Try it
Repeat the entries beneath in their entirety, precisely as given.

Extracted entries Start Marker

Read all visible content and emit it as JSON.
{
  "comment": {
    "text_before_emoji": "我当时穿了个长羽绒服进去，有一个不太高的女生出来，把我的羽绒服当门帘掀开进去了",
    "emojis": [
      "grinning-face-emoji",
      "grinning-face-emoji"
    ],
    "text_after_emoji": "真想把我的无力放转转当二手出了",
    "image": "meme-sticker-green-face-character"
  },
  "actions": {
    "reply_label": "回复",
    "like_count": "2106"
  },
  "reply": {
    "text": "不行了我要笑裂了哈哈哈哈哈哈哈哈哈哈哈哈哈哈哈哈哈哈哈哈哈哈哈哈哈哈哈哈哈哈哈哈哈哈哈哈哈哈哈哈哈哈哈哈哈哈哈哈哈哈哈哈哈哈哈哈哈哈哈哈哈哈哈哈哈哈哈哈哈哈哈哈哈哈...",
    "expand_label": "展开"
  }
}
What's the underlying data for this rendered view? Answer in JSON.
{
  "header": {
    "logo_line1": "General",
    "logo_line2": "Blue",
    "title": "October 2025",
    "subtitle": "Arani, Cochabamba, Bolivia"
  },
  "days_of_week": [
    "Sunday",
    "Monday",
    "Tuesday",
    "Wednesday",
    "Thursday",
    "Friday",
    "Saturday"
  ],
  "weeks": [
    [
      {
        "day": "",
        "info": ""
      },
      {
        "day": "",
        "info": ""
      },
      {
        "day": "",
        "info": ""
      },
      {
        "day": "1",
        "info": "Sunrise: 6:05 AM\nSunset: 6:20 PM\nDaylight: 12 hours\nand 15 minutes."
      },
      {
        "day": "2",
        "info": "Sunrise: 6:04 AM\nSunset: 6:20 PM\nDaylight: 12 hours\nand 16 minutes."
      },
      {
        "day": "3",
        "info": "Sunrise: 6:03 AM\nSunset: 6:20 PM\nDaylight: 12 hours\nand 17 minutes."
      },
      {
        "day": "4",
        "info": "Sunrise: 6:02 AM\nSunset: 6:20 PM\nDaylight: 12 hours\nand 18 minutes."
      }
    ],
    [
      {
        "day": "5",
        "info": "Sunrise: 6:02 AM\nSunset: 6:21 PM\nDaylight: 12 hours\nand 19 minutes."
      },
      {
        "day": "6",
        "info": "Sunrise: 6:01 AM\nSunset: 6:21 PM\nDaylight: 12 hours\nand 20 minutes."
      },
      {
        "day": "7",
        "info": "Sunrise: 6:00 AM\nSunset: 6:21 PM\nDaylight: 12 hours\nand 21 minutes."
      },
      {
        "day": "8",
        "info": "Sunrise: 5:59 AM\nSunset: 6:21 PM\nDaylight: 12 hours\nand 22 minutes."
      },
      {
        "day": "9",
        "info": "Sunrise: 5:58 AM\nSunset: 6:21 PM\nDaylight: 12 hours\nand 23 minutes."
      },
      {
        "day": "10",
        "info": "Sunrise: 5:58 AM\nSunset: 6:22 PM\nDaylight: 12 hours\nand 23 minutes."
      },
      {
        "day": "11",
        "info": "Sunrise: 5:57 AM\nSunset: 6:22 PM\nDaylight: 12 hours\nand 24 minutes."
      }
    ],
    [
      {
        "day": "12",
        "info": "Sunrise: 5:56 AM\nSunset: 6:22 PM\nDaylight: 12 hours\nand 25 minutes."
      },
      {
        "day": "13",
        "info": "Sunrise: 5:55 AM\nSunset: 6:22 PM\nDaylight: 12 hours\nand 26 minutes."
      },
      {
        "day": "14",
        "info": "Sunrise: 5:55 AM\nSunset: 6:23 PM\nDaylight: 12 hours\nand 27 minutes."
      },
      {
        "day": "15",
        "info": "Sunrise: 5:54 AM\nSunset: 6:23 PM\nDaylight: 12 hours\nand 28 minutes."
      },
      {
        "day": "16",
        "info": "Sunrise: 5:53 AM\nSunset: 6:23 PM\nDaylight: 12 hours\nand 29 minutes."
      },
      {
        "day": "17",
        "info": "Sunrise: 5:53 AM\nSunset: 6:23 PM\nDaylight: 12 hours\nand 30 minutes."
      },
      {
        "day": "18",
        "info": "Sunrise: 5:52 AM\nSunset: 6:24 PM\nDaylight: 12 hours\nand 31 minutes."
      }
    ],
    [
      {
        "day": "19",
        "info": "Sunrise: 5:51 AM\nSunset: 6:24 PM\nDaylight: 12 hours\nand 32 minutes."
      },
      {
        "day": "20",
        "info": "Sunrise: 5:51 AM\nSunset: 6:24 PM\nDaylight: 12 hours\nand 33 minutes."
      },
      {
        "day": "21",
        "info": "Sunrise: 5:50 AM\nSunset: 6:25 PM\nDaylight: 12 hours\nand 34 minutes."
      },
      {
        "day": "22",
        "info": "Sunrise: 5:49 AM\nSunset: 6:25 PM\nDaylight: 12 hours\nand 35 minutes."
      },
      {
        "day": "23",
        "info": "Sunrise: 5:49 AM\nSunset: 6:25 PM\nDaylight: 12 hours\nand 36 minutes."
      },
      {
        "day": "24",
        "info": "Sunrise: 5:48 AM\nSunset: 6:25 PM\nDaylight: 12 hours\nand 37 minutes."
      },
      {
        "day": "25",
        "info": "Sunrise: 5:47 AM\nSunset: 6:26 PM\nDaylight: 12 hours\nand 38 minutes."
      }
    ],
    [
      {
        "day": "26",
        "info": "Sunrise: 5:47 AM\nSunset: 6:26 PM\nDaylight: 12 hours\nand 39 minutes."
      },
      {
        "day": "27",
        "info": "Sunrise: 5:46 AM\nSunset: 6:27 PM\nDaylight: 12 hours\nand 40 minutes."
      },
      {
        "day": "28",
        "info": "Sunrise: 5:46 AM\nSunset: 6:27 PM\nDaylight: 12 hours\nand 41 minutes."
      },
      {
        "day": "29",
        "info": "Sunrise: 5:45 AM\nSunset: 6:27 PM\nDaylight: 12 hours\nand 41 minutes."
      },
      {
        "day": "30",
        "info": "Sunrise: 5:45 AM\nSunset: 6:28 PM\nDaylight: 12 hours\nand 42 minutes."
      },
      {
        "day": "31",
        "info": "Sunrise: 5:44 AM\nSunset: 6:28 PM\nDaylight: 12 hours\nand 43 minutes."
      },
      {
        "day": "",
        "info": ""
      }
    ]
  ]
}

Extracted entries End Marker

Solution for this problem
Read all visible content and emit it as JSON.
{
  "comment": {
    "text_before_emoji": "我当时穿了个长羽绒服进去，有一个不太高的女生出来，把我的羽绒服当门帘掀开进去了",
    "emojis": [
      "grinning-face-emoji",
      "grinning-face-emoji"
    ],
    "text_after_emoji": "真想把我的无力放转转当二手出了",
    "image": "meme-sticker-green-face-character"
  },
  "actions": {
    "reply_label": "回复",
    "like_count": "2106"
  },
  "reply": {
    "text": "不行了我要笑裂了哈哈哈哈哈哈哈哈哈哈哈哈哈哈哈哈哈哈哈哈哈哈哈哈哈哈哈哈哈哈哈哈哈哈哈哈哈哈哈哈哈哈哈哈哈哈哈哈哈哈哈哈哈哈哈哈哈哈哈哈哈哈哈哈哈哈哈哈哈哈哈哈哈哈...",
    "expand_label": "展开"
  }
}
What's the underlying data for this rendered view? Answer in JSON.
{
  "header": {
    "logo_line1": "General",
    "logo_line2": "Blue",
    "title": "October 2025",
    "subtitle": "Arani, Cochabamba, Bolivia"
  },
  "days_of_week": [
    "Sunday",
    "Monday",
    "Tuesday",
    "Wednesday",
    "Thursday",
    "Friday",
    "Saturday"
  ],
  "weeks": [
    [
      {
        "day": "",
        "info": ""
      },
      {
        "day": "",
        "info": ""
      },
      {
        "day": "",
        "info": ""
      },
      {
        "day": "1",
        "info": "Sunrise: 6:05 AM\nSunset: 6:20 PM\nDaylight: 12 hours\nand 15 minutes."
      },
      {
        "day": "2",
        "info": "Sunrise: 6:04 AM\nSunset: 6:20 PM\nDaylight: 12 hours\nand 16 minutes."
      },
      {
        "day": "3",
        "info": "Sunrise: 6:03 AM\nSunset: 6:20 PM\nDaylight: 12 hours\nand 17 minutes."
      },
      {
        "day": "4",
        "info": "Sunrise: 6:02 AM\nSunset: 6:20 PM\nDaylight: 12 hours\nand 18 minutes."
      }
    ],
    [
      {
        "day": "5",
        "info": "Sunrise: 6:02 AM\nSunset: 6:21 PM\nDaylight: 12 hours\nand 19 minutes."
      },
      {
        "day": "6",
        "info": "Sunrise: 6:01 AM\nSunset: 6:21 PM\nDaylight: 12 hours\nand 20 minutes."
      },
      {
        "day": "7",
        "info": "Sunrise: 6:00 AM\nSunset: 6:21 PM\nDaylight: 12 hours\nand 21 minutes."
      },
      {
        "day": "8",
        "info": "Sunrise: 5:59 AM\nSunset: 6:21 PM\nDaylight: 12 hours\nand 22 minutes."
      },
      {
        "day": "9",
        "info": "Sunrise: 5:58 AM\nSunset: 6:21 PM\nDaylight: 12 hours\nand 23 minutes."
      },
      {
        "day": "10",
        "info": "Sunrise: 5:58 AM\nSunset: 6:22 PM\nDaylight: 12 hours\nand 23 minutes."
      },
      {
        "day": "11",
        "info": "Sunrise: 5:57 AM\nSunset: 6:22 PM\nDaylight: 12 hours\nand 24 minutes."
      }
    ],
    [
      {
        "day": "12",
        "info": "Sunrise: 5:56 AM\nSunset: 6:22 PM\nDaylight: 12 hours\nand 25 minutes."
      },
      {
        "day": "13",
        "info": "Sunrise: 5:55 AM\nSunset: 6:22 PM\nDaylight: 12 hours\nand 26 minutes."
      },
      {
        "day": "14",
        "info": "Sunrise: 5:55 AM\nSunset: 6:23 PM\nDaylight: 12 hours\nand 27 minutes."
      },
      {
        "day": "15",
        "info": "Sunrise: 5:54 AM\nSunset: 6:23 PM\nDaylight: 12 hours\nand 28 minutes."
      },
      {
        "day": "16",
        "info": "Sunrise: 5:53 AM\nSunset: 6:23 PM\nDaylight: 12 hours\nand 29 minutes."
      },
      {
        "day": "17",
        "info": "Sunrise: 5:53 AM\nSunset: 6:23 PM\nDaylight: 12 hours\nand 30 minutes."
      },
      {
        "day": "18",
        "info": "Sunrise: 5:52 AM\nSunset: 6:24 PM\nDaylight: 12 hours\nand 31 minutes."
      }
    ],
    [
      {
        "day": "19",
        "info": "Sunrise: 5:51 AM\nSunset: 6:24 PM\nDaylight: 12 hours\nand 32 minutes."
      },
      {
        "day": "20",
        "info": "Sunrise: 5:51 AM\nSunset: 6:24 PM\nDaylight: 12 hours\nand 33 minutes."
      },
      {
        "day": "21",
        "info": "Sunrise: 5:50 AM\nSunset: 6:25 PM\nDaylight: 12 hours\nand 34 minutes."
      },
      {
        "day": "22",
        "info": "Sunrise: 5:49 AM\nSunset: 6:25 PM\nDaylight: 12 hours\nand 35 minutes."
      },
      {
        "day": "23",
        "info": "Sunrise: 5:49 AM\nSunset: 6:25 PM\nDaylight: 12 hours\nand 36 minutes."
      },
      {
        "day": "24",
        "info": "Sunrise: 5:48 AM\nSunset: 6:25 PM\nDaylight: 12 hours\nand 37 minutes."
      },
      {
        "day": "25",
        "info": "Sunrise: 5:47 AM\nSunset: 6:26 PM\nDaylight: 12 hours\nand 38 minutes."
      }
    ],
    [
      {
        "day": "26",
        "info": "Sunrise: 5:47 AM\nSunset: 6:26 PM\nDaylight: 12 hours\nand 39 minutes."
      },
      {
        "day": "27",
        "info": "Sunrise: 5:46 AM\nSunset: 6:27 PM\nDaylight: 12 hours\nand 40 minutes."
      },
      {
        "day": "28",
        "info": "Sunrise: 5:46 AM\nSunset: 6:27 PM\nDaylight: 12 hours\nand 41 minutes."
      },
      {
        "day": "29",
        "info": "Sunrise: 5:45 AM\nSunset: 6:27 PM\nDaylight: 12 hours\nand 41 minutes."
      },
      {
        "day": "30",
        "info": "Sunrise: 5:45 AM\nSunset: 6:28 PM\nDaylight: 12 hours\nand 42 minutes."
      },
      {
        "day": "31",
        "info": "Sunrise: 5:44 AM\nSunset: 6:28 PM\nDaylight: 12 hours\nand 43 minutes."
      },
      {
        "day": "",
        "info": ""
      }
    ]
  ]
}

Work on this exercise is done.